- _What is needed_: In this exercise, set down every entry that follows exactly as it appears.

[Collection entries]
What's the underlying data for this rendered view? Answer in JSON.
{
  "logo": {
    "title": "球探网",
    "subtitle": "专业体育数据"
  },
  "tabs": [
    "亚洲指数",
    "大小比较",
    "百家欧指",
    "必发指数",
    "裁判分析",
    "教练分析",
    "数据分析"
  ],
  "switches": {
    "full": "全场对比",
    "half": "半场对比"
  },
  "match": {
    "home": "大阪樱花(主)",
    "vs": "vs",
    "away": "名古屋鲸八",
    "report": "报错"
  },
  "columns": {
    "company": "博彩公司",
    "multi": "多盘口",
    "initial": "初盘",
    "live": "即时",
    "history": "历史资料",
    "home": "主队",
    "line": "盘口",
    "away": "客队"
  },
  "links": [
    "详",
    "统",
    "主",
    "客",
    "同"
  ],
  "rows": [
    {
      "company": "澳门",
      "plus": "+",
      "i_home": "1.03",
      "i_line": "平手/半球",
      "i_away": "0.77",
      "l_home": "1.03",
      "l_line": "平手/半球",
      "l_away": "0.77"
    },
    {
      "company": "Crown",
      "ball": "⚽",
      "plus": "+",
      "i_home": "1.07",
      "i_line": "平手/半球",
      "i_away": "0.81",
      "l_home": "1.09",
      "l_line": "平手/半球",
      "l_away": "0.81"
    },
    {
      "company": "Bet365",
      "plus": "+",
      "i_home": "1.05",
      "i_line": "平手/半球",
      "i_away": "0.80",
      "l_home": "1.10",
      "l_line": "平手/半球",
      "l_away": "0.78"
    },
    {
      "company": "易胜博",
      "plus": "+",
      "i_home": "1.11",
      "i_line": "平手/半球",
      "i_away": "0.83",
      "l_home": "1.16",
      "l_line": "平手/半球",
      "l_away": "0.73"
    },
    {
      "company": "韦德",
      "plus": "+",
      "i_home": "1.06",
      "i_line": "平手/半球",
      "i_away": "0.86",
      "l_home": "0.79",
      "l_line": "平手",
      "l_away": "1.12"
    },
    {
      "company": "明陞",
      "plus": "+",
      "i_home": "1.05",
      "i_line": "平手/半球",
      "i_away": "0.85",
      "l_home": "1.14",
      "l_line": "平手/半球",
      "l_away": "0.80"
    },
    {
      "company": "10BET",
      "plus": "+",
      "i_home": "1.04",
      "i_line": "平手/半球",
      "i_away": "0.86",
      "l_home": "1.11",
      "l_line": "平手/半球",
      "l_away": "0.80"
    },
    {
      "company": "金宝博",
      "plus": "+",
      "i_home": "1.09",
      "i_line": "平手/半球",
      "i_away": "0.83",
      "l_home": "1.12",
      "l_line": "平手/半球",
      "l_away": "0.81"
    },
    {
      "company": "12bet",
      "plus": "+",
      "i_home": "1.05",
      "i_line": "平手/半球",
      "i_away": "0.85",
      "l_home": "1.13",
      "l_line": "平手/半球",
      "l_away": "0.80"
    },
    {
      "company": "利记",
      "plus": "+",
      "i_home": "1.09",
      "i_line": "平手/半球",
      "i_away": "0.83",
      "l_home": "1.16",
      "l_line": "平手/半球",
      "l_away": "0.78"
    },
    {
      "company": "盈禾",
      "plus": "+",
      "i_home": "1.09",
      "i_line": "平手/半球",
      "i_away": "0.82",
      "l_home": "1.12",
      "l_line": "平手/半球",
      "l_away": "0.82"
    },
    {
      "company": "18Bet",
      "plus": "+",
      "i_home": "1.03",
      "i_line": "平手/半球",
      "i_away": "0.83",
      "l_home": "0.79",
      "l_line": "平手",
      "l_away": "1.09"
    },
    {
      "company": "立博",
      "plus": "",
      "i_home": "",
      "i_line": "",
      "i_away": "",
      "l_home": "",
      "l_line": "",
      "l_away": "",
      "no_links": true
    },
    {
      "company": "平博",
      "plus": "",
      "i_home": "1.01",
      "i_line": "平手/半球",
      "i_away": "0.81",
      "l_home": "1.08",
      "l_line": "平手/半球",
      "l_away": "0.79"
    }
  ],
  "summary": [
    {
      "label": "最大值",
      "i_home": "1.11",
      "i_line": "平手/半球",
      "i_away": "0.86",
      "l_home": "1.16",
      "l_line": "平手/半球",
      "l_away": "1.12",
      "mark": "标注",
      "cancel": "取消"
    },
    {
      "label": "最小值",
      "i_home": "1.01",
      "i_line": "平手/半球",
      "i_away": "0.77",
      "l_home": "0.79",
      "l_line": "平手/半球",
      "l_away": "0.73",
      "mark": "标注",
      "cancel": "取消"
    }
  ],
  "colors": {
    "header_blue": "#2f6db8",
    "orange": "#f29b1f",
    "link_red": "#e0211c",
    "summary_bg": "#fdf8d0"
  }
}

- _Your solution_:
What's the underlying data for this rendered view? Answer in JSON.
{
  "logo": {
    "title": "球探网",
    "subtitle": "专业体育数据"
  },
  "tabs": [
    "亚洲指数",
    "大小比较",
    "百家欧指",
    "必发指数",
    "裁判分析",
    "教练分析",
    "数据分析"
  ],
  "switches": {
    "full": "全场对比",
    "half": "半场对比"
  },
  "match": {
    "home": "大阪樱花(主)",
    "vs": "vs",
    "away": "名古屋鲸八",
    "report": "报错"
  },
  "columns": {
    "company": "博彩公司",
    "multi": "多盘口",
    "initial": "初盘",
    "live": "即时",
    "history": "历史资料",
    "home": "主队",
    "line": "盘口",
    "away": "客队"
  },
  "links": [
    "详",
    "统",
    "主",
    "客",
    "同"
  ],
  "rows": [
    {
      "company": "澳门",
      "plus": "+",
      "i_home": "1.03",
      "i_line": "平手/半球",
      "i_away": "0.77",
      "l_home": "1.03",
      "l_line": "平手/半球",
      "l_away": "0.77"
    },
    {
      "company": "Crown",
      "ball": "⚽",
      "plus": "+",
      "i_home": "1.07",
      "i_line": "平手/半球",
      "i_away": "0.81",
      "l_home": "1.09",
      "l_line": "平手/半球",
      "l_away": "0.81"
    },
    {
      "company": "Bet365",
      "plus": "+",
      "i_home": "1.05",
      "i_line": "平手/半球",
      "i_away": "0.80",
      "l_home": "1.10",
      "l_line": "平手/半球",
      "l_away": "0.78"
    },
    {
      "company": "易胜博",
      "plus": "+",
      "i_home": "1.11",
      "i_line": "平手/半球",
      "i_away": "0.83",
      "l_home": "1.16",
      "l_line": "平手/半球",
      "l_away": "0.73"
    },
    {
      "company": "韦德",
      "plus": "+",
      "i_home": "1.06",
      "i_line": "平手/半球",
      "i_away": "0.86",
      "l_home": "0.79",
      "l_line": "平手",
      "l_away": "1.12"
    },
    {
      "company": "明陞",
      "plus": "+",
      "i_home": "1.05",
      "i_line": "平手/半球",
      "i_away": "0.85",
      "l_home": "1.14",
      "l_line": "平手/半球",
      "l_away": "0.80"
    },
    {
      "company": "10BET",
      "plus": "+",
      "i_home": "1.04",
      "i_line": "平手/半球",
      "i_away": "0.86",
      "l_home": "1.11",
      "l_line": "平手/半球",
      "l_away": "0.80"
    },
    {
      "company": "金宝博",
      "plus": "+",
      "i_home": "1.09",
      "i_line": "平手/半球",
      "i_away": "0.83",
      "l_home": "1.12",
      "l_line": "平手/半球",
      "l_away": "0.81"
    },
    {
      "company": "12bet",
      "plus": "+",
      "i_home": "1.05",
      "i_line": "平手/半球",
      "i_away": "0.85",
      "l_home": "1.13",
      "l_line": "平手/半球",
      "l_away": "0.80"
    },
    {
      "company": "利记",
      "plus": "+",
      "i_home": "1.09",
      "i_line": "平手/半球",
      "i_away": "0.83",
      "l_home": "1.16",
      "l_line": "平手/半球",
      "l_away": "0.78"
    },
    {
      "company": "盈禾",
      "plus": "+",
      "i_home": "1.09",
      "i_line": "平手/半球",
      "i_away": "0.82",
      "l_home": "1.12",
      "l_line": "平手/半球",
      "l_away": "0.82"
    },
    {
      "company": "18Bet",
      "plus": "+",
      "i_home": "1.03",
      "i_line": "平手/半球",
      "i_away": "0.83",
      "l_home": "0.79",
      "l_line": "平手",
      "l_away": "1.09"
    },
    {
      "company": "立博",
      "plus": "",
      "i_home": "",
      "i_line": "",
      "i_away": "",
      "l_home": "",
      "l_line": "",
      "l_away": "",
      "no_links": true
    },
    {
      "company": "平博",
      "plus": "",
      "i_home": "1.01",
      "i_line": "平手/半球",
      "i_away": "0.81",
      "l_home": "1.08",
      "l_line": "平手/半球",
      "l_away": "0.79"
    }
  ],
  "summary": [
    {
      "label": "最大值",
      "i_home": "1.11",
      "i_line": "平手/半球",
      "i_away": "0.86",
      "l_home": "1.16",
      "l_line": "平手/半球",
      "l_away": "1.12",
      "mark": "标注",
      "cancel": "取消"
    },
    {
      "label": "最小值",
      "i_home": "1.01",
      "i_line": "平手/半球",
      "i_away": "0.77",
      "l_home": "0.79",
      "l_line": "平手/半球",
      "l_away": "0.73",
      "mark": "标注",
      "cancel": "取消"
    }
  ],
  "colors": {
    "header_blue": "#2f6db8",
    "orange": "#f29b1f",
    "link_red": "#e0211c",
    "summary_bg": "#fdf8d0"
  }
}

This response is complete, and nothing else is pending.